Content starts
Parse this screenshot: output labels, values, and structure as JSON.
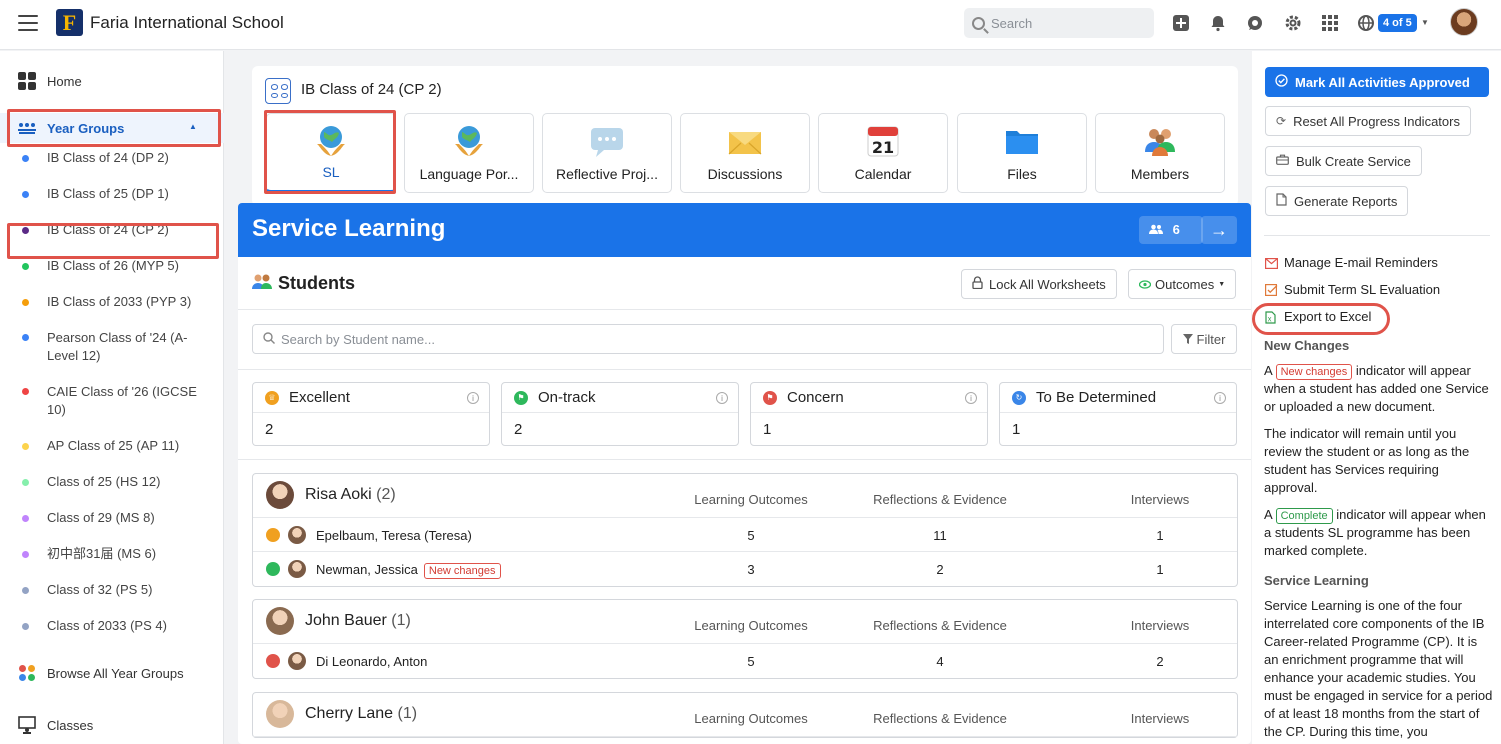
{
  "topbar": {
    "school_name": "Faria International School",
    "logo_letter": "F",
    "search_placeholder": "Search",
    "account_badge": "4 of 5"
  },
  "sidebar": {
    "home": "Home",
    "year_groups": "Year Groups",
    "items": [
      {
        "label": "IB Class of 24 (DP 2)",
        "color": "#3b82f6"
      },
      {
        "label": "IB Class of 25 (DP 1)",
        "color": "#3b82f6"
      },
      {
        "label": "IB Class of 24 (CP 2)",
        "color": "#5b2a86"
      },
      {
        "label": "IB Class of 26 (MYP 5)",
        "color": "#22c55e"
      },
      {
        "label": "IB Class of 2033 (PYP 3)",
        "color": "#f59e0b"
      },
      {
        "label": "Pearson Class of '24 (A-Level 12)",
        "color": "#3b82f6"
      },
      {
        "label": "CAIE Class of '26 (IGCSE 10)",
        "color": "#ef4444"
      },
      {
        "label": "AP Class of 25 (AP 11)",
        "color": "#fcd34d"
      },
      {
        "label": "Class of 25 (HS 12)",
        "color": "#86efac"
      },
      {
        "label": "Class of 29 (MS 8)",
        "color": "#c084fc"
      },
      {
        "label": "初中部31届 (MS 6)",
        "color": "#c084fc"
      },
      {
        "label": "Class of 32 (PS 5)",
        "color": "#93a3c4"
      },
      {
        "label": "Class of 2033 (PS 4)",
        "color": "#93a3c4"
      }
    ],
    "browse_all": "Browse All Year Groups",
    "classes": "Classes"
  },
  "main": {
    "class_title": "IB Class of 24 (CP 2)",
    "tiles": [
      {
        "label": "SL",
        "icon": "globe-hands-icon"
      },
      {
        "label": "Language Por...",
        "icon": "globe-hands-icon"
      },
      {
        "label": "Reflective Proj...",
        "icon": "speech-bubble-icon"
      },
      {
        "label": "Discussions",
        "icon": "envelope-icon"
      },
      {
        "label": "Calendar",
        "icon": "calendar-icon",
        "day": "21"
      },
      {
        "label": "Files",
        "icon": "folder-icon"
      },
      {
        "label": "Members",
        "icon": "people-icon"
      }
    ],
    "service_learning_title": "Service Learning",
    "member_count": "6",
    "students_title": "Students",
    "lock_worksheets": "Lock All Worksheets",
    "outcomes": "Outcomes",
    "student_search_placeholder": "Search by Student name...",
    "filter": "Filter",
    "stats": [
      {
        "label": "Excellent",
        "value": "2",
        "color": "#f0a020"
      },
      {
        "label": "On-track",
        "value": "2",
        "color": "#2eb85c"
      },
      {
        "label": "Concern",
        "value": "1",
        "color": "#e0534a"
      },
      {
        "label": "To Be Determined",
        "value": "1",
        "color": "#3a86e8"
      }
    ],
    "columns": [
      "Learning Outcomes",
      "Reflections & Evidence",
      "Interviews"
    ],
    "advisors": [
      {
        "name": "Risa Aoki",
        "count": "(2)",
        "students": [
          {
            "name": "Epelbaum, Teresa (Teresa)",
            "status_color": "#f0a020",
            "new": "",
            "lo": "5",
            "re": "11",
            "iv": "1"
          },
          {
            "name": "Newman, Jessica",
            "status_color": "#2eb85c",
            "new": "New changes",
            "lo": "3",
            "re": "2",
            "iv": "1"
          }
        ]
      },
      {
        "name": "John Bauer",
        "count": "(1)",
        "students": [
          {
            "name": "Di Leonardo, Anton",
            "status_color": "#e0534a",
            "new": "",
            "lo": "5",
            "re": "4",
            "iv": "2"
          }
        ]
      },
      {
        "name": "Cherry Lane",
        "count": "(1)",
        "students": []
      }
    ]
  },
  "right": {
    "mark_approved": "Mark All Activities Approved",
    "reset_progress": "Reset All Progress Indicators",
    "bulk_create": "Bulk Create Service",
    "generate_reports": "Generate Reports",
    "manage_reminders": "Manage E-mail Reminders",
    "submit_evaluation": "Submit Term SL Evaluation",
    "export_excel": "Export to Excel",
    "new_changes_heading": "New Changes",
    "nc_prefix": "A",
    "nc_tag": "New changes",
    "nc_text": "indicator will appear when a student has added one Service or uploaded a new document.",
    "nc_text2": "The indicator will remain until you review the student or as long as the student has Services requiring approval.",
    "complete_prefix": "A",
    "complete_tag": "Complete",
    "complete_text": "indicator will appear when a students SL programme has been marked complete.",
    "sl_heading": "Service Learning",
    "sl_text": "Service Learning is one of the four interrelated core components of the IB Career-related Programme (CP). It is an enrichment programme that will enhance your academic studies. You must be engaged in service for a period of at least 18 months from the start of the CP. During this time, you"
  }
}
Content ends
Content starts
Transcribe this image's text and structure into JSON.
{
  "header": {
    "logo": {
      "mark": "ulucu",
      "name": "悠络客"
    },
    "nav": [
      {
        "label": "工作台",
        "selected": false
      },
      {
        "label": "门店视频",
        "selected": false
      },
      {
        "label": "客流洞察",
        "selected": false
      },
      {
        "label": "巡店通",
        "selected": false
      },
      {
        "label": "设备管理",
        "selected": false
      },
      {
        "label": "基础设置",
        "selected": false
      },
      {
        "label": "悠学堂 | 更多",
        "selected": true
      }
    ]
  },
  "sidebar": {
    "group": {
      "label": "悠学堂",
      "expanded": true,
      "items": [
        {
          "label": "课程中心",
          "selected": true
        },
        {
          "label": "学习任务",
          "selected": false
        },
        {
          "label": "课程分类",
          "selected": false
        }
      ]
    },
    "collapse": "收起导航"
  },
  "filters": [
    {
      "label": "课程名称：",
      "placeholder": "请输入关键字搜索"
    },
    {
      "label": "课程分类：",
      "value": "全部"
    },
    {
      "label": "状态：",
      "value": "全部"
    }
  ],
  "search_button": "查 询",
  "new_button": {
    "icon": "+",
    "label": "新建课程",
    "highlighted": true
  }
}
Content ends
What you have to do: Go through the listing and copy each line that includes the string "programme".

Solved problem:
    "complete_text": "indicator will appear when a students SL programme has been marked complete.",
    "sl_text": "Service Learning is one of the four interrelated core components of the IB Career-related Programme (CP). It is an enrichment programme that will enhance your academic studies. You must be engaged in service for a period of at least 18 months from the start of the CP. During this time, you"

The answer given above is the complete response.